Run-and-gun mentality behind Yelm's resurgence in boys basketball

Staff writerFebruary 3, 2014 

There aren’t many physical requirements to play boys basketball at Yelm High School — first-year coach Jordan Barnes isn’t that strict — but if you don’t want to run like the Tornados run, he’ll gladly show you the door.

Barnes knows only one brand of basketball: playing fast.

“It’s every basketball player’s dream,” said senior guard Elijah Fuller, the Tornados’ leading scorer. “Our coaches let you do what you want to do and shoot when you want to shoot and not get mad at you.”

It’s true. Barnes doesn’t get too upset even if the Tornados commit a turnover “as long as we score more points,” he said.

“Kids love playing for me because I’m never going to get mad at them for a shot they take,” Barnes said. “… No shot is a bad shot.”

The Tornados’ up-tempo offense is a spinoff of “The System” coach Paul Westhead ran at Loyola Marymount from 1985-90. The goal: get a shot off within the first 12 seconds of the 35-second shot clock.

That approach is the foundation of the Tornados’ turnaround.

In a school known for its powerhouse wrestling program, boys basketball is relevant in Yelm again. The Tornados (11-7 overall, 5-5 4A Narrows) are in a three-way tie for third place with South Kitsap and Bellarmine Prep and close out the regular season against those two teams Tuesday and Thursday, respectively, with playoff-clinching games at stake. No Yelm boys team has had this much success since 2003, when then-coach Ryan Gerrits’ Yelm squad made its first state tournament appearance in nearly three decades.

In a league with multiple teams featuring multiple players 6-foot-7 or taller, Yelm had to improvise, and speed makes up for its lack of size. Sophomore Christian Davis, a lengthy 6-foot-4 wing with strong ball-handling skills, is the Tornados’ tallest player.

“I knew that we had to run,” Barnes said.

Over 18 games, Yelm averages a 4A Narrows League-best 67.8 points a game, and even scored 100 in a nonleague win over R.A. Long in December.

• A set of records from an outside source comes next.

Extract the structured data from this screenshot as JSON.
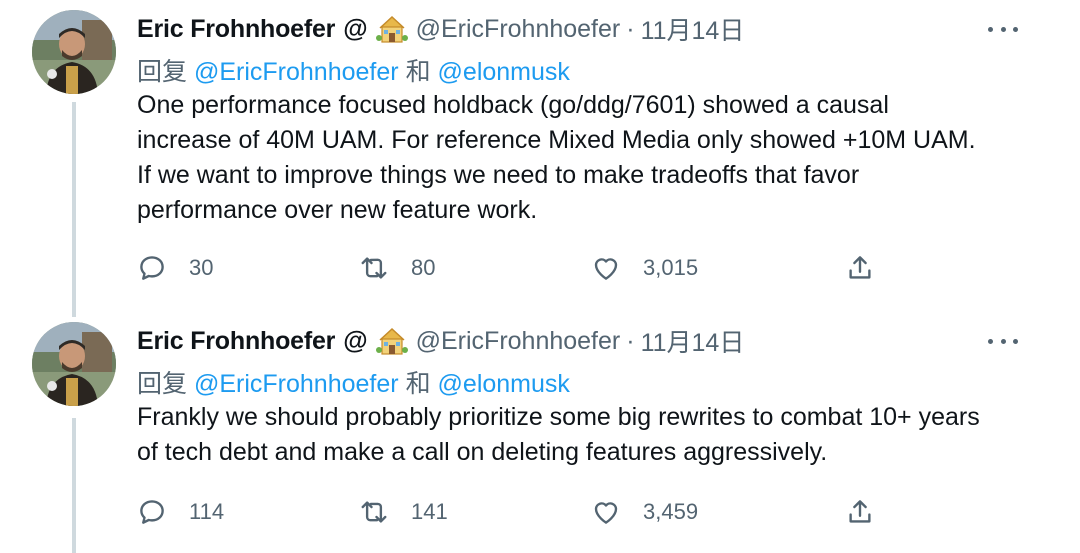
{
  "tweets": [
    {
      "display_name": "Eric Frohnhoefer",
      "at_sign": "@",
      "handle": "@EricFrohnhoefer",
      "separator": "·",
      "date": "11月14日",
      "reply_prefix": "回复",
      "reply_to_1": "@EricFrohnhoefer",
      "reply_conjunction": "和",
      "reply_to_2": "@elonmusk",
      "body_lines": [
        "One performance focused holdback (go/ddg/7601) showed a causal",
        "increase of 40M UAM. For reference Mixed Media only showed +10M UAM.",
        "If we want to improve things we need to make tradeoffs that favor",
        "performance over new feature work."
      ],
      "replies": "30",
      "retweets": "80",
      "likes": "3,015"
    },
    {
      "display_name": "Eric Frohnhoefer",
      "at_sign": "@",
      "handle": "@EricFrohnhoefer",
      "separator": "·",
      "date": "11月14日",
      "reply_prefix": "回复",
      "reply_to_1": "@EricFrohnhoefer",
      "reply_conjunction": "和",
      "reply_to_2": "@elonmusk",
      "body_lines": [
        "Frankly we should probably prioritize some big rewrites to combat 10+ years",
        "of tech debt and make a call on deleting features aggressively."
      ],
      "replies": "114",
      "retweets": "141",
      "likes": "3,459"
    }
  ],
  "icons": {
    "reply": "speech-bubble-icon",
    "retweet": "retweet-icon",
    "like": "heart-icon",
    "share": "share-icon",
    "more": "more-icon",
    "house": "house-emoji-icon"
  },
  "colors": {
    "text": "#0f1419",
    "secondary": "#536471",
    "mention": "#1d9bf0",
    "thread_line": "#cfd9de"
  }
}
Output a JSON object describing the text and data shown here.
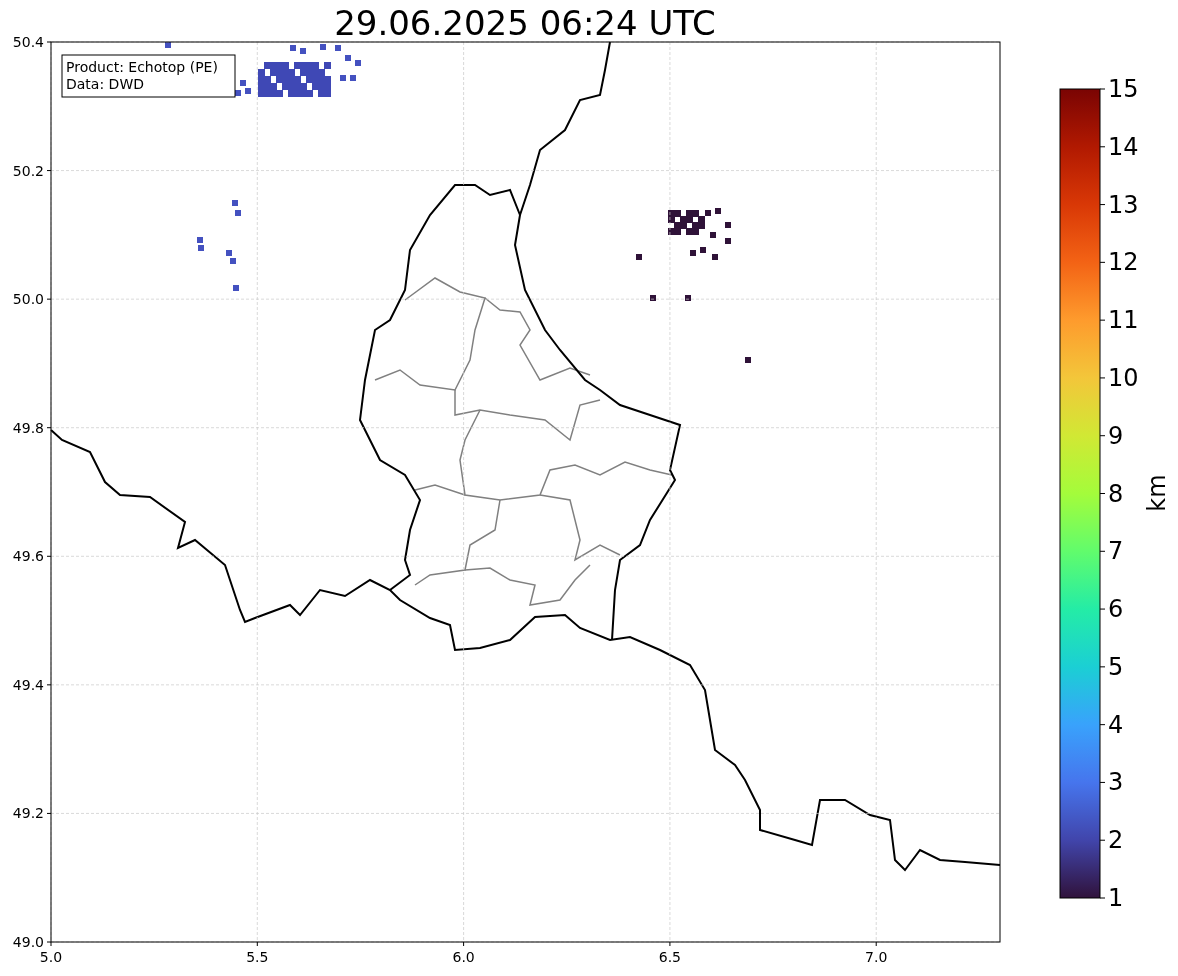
{
  "title": "29.06.2025 06:24 UTC",
  "info_box": {
    "lines": [
      "Product: Echotop (PE)",
      "Data: DWD"
    ]
  },
  "x_axis": {
    "ticks": [
      "5.0",
      "5.5",
      "6.0",
      "6.5",
      "7.0"
    ]
  },
  "y_axis": {
    "ticks": [
      "50.4",
      "50.2",
      "50.0",
      "49.8",
      "49.6",
      "49.4",
      "49.2",
      "49.0"
    ]
  },
  "colorbar": {
    "label": "km",
    "ticks": [
      "15",
      "14",
      "13",
      "12",
      "11",
      "10",
      "9",
      "8",
      "7",
      "6",
      "5",
      "4",
      "3",
      "2",
      "1"
    ]
  }
}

Fuller, a transfer from Parkland’s Washington High, where Barnes was an assistant coach before being hired at Yelm, knows what it takes to make the Tornados’ run-and-gun style of play work. It’s very nontraditional: few set plays (10 in all, Barnes said), lots of transition points, and no big men inside. The goal is to take a shot within the first 12 seconds of a possession, totaling 75 to 80 shots a game.

“It takes a lot of mental focus,” said Fuller, who is averaging better than 20 points a game.

During its 73-60 nonleague win over Mount Tahoma last week, a game in which Barnes said his team didn’t play its best basketball, the Tornados took 64 shots — 29 of them 3-pointers (they made nine). Of their 64 shots, 58 came within the first 14 seconds of the shot clock.

Davis, Yelm’s lone returning starter from last year’s team that went 3-17, said it took a few weeks’ worth of running to get accustomed to an up-and-down game, but after that, it all came naturally.

“That’s why games are so easy,” Davis said.

Just as Barnes is doing in his first season in Yelm, Gerrits changed the basketball culture in the Tornados program.

In six seasons as Yelm’s coach from 1997-2003, Gerrits, now Luke Salme’s varsity assistant coach at Olympia, transformed the Tornados into a winner. After inheriting a program that went 3-17 the year before he arrived, the 2003 Yelm team went 16-10 overall and qualified for the Class 3A state tournament at the Tacoma Dome.

Gerrits’ squad had a bit more size back then; three players — Mike Larson, Mark Iverson and TJ Rogich — stood 6-foot-5, and all averaged double figures in scoring.

While the similarities between the two teams are few and far between, one that’s comparable is winning.

“I love their confidence and how hard they play,” Gerrits said. “(Barnes) is doing a great job.”

Meg Wochnick: 360-754-5473
mwochnick@theolympian.com
theolympian.com/southsoundsports
@MegWochnick

The Olympian is pleased to provide this opportunity to share information, experiences and observations about what's in the news. Some of the comments may be reprinted elsewhere in the site or in the newspaper. We encourage lively, open debate on the issues of the day, and ask that you refrain from profanity, hate speech, personal comments and remarks that are off point. Thank you for taking the time to offer your thoughts.

Commenting FAQs | Terms of Service